The world's largest economy grew 3.2 per cent in the third quarter, the stock market hit record highs and unemployment is at a 17-year low, although the positive trend began before he took office.
But Mr Trump, 71, is finding it hard to shake off a Federal Bureau of Investigation (FBI) probe, risks a dangerous stumble into war and faces mid-term congressional elections in November that will be tantamount to a referendum on him. His job approval ratings have been consistently at record lows nationally, though they remain robust in his own support base.
The stakes are high: losing just a few seats will give the advantage to the Democrats, who can then effectively stall the President - or worse, try to impeach him.
Mr Trump's biggest fight at home will be the FBI's investigation into potential links with Russia, and of key people in his campaign and transition teams. He calls the probe a witch hunt by Democrats to destroy the credibility of his election win.

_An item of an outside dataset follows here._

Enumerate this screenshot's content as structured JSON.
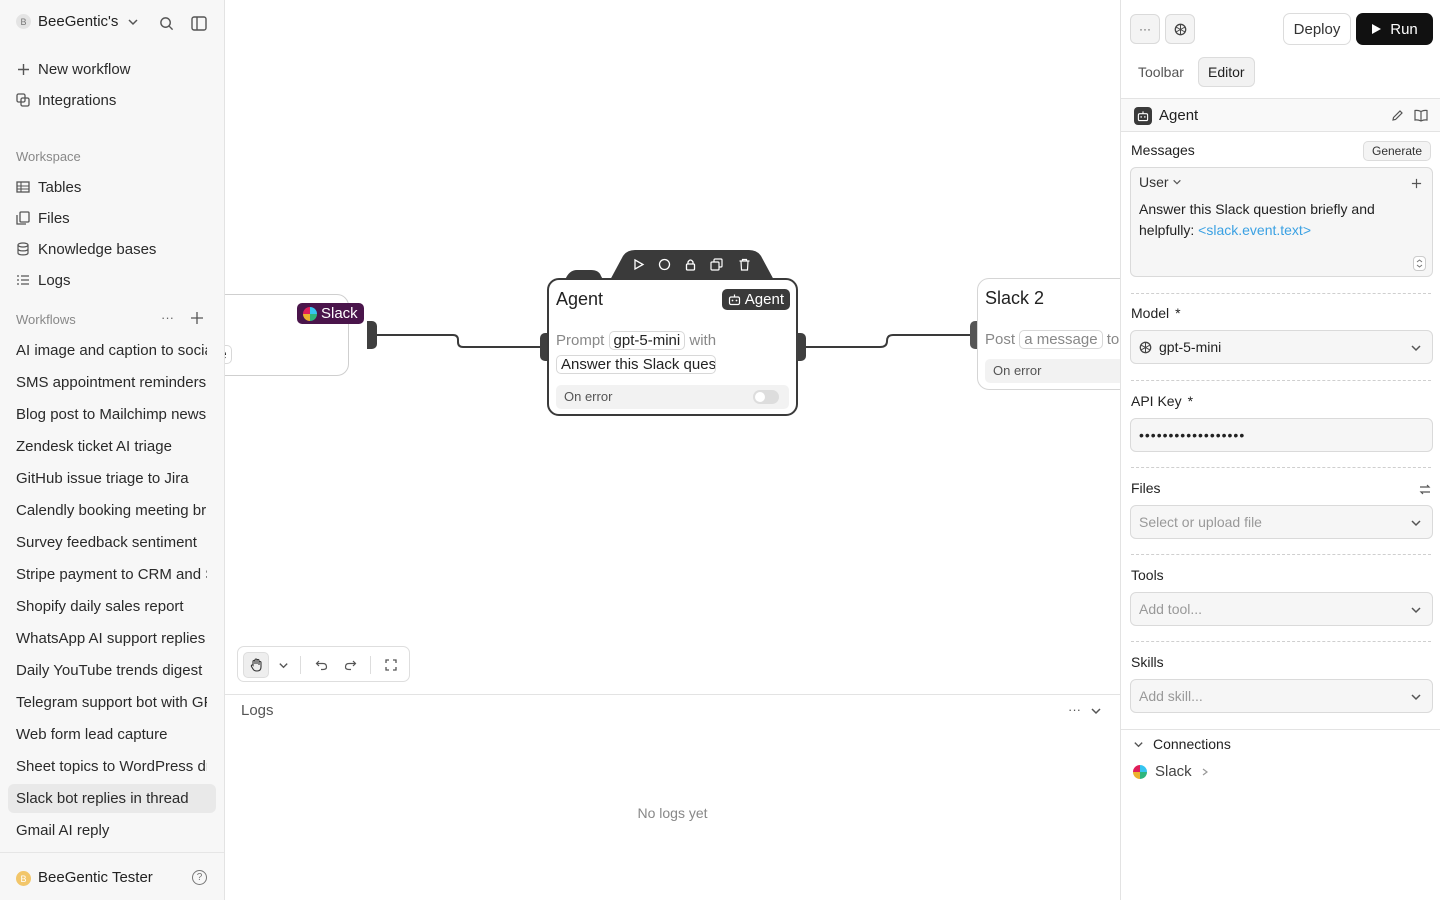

The focus of a counter-attack has shifted recently to Mr Robert Mueller, the powerful independent counsel overseeing the probe. And Mr Trump will continue to fight back and undermine a largely hostile, liberal media.

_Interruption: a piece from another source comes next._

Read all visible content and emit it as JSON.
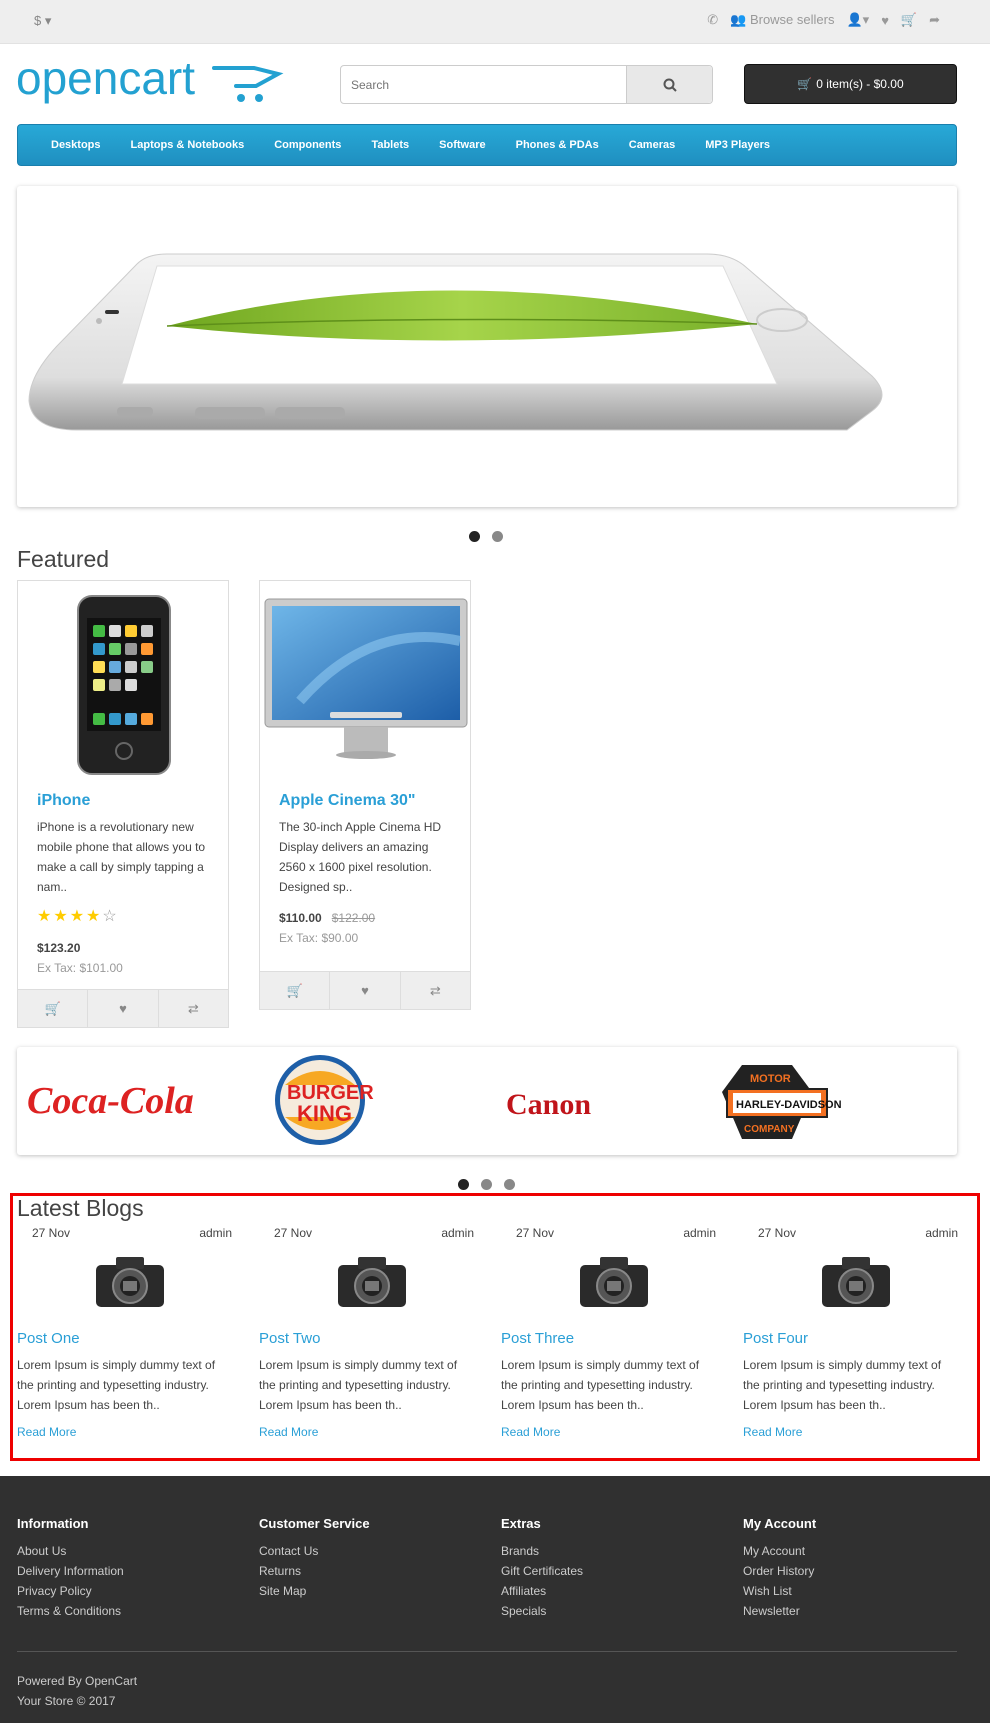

The issue of North Korea, with the clear and present danger of an escalation into war that Mr Trump's own generals note would be unimaginably catastrophic, is his biggest foreign policy challenge. In the past year, he went out on a limb with threats of unleashing "fire and fury" on the communist state, and with North Korean leader Kim Jong Un defiant, war is not as remote a possibility as a year ago.
Meanwhile, Mr Trump is rebuilding and modernising the military, including ballistic missile defences. While conflicts in Syria, Yemen and Afghanistan continue and tensions with Iran simmer, homeland security will remain a major challenge.

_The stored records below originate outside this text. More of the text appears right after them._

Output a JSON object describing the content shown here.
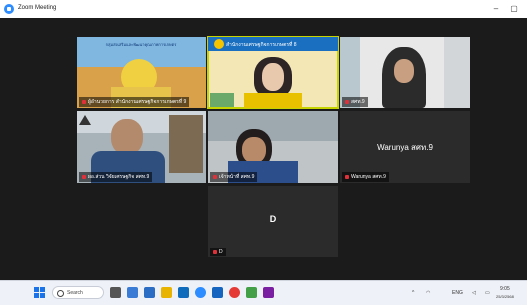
{
  "window": {
    "title": "Zoom Meeting"
  },
  "tiles": [
    {
      "name": "ผู้อำนวยการ สำนักงานเศรษฐกิจการเกษตรที่ 9",
      "banner": "กลุ่มส่งเสริมและพัฒนาคุณภาพการเกษตร"
    },
    {
      "name": "",
      "header": "สำนักงานเศรษฐกิจการเกษตรที่ 8"
    },
    {
      "name": "สศท.9"
    },
    {
      "name": "ผอ.ส่วน วิจัยเศรษฐกิจ สศท.9"
    },
    {
      "name": "เจ้าหน้าที่ สศท.9"
    },
    {
      "name": "Warunya สศท.9",
      "display": "Warunya สศท.9"
    },
    {
      "name": "D",
      "display": "D"
    }
  ],
  "taskbar": {
    "search_label": "Search",
    "clock": "9:05",
    "date": "25/3/2568",
    "lang": "ENG"
  },
  "colors": {
    "active_border": "#c8d400",
    "muted": "#e0303a"
  }
}
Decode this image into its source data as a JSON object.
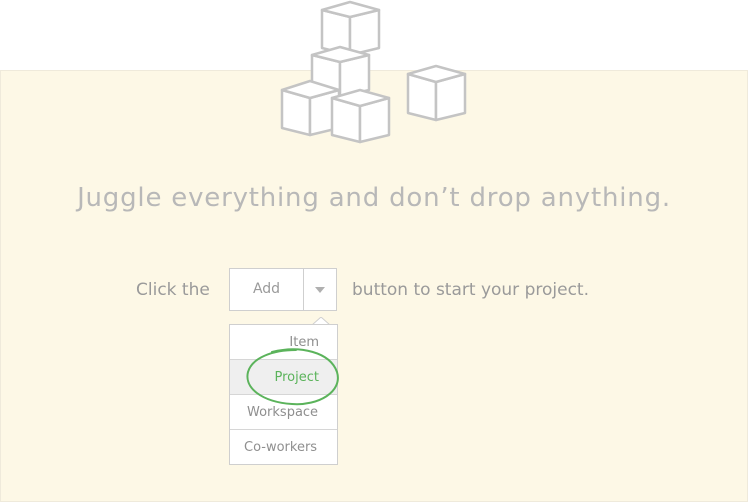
{
  "headline": "Juggle everything and don’t drop anything.",
  "prompt": {
    "before": "Click the",
    "after": "button to start your project."
  },
  "add_button": {
    "label": "Add",
    "caret_icon": "caret-down-icon"
  },
  "menu": {
    "items": [
      {
        "label": "Item"
      },
      {
        "label": "Project",
        "highlighted": true
      },
      {
        "label": "Workspace"
      },
      {
        "label": "Co-workers"
      }
    ]
  },
  "colors": {
    "panel_background": "#fdf8e6",
    "highlight_green": "#5bb35b",
    "muted_text": "#9a9a9a",
    "cube_stroke": "#c4c4c4"
  },
  "icons": [
    "cubes-illustration",
    "caret-down-icon",
    "circle-highlight"
  ]
}
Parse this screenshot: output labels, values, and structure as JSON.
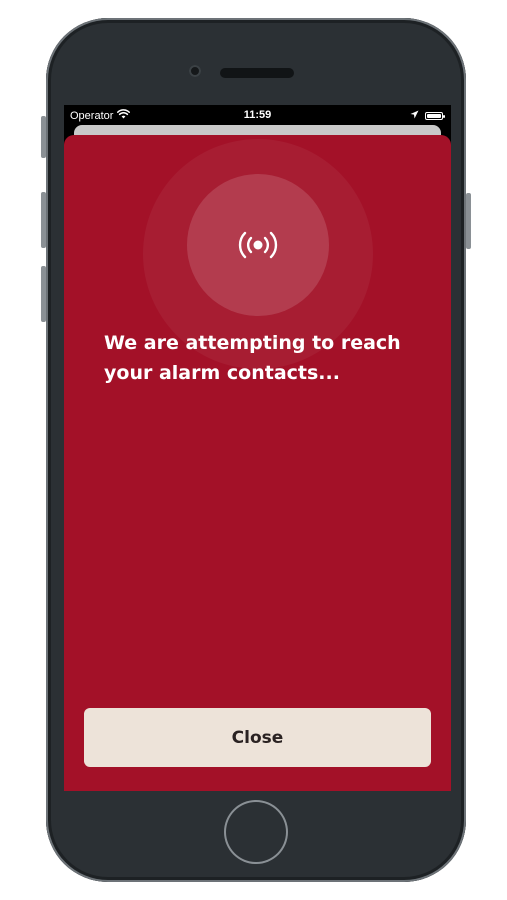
{
  "status_bar": {
    "carrier": "Operator",
    "time": "11:59",
    "wifi_icon": "wifi-icon",
    "location_icon": "location-arrow-icon",
    "battery_icon": "battery-icon"
  },
  "alarm": {
    "icon": "broadcast-signal-icon",
    "message": "We are attempting to reach your alarm contacts...",
    "close_label": "Close"
  },
  "colors": {
    "background": "#a31128",
    "button_background": "#ede3d9",
    "button_text": "#2a2222",
    "text": "#ffffff"
  }
}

Mr Trump is no working-class hero. But he channels the issues and the language of the average conservative, largely blue-collar and mostly rural white Americans, pro-life evangelicals, and business owners.
In the White House, his unapologetic take-no-prisoners approach has done little to bridge America's toxic political divide or put to rest ghosts of the past - like the white ethno-nationalism that has re-emerged since the 2016 election.
The US will remain beset with internal tensions, and Mr Trump will stay disruptive, triggering outrage, keeping critics at home off balance - and making the world uneasy.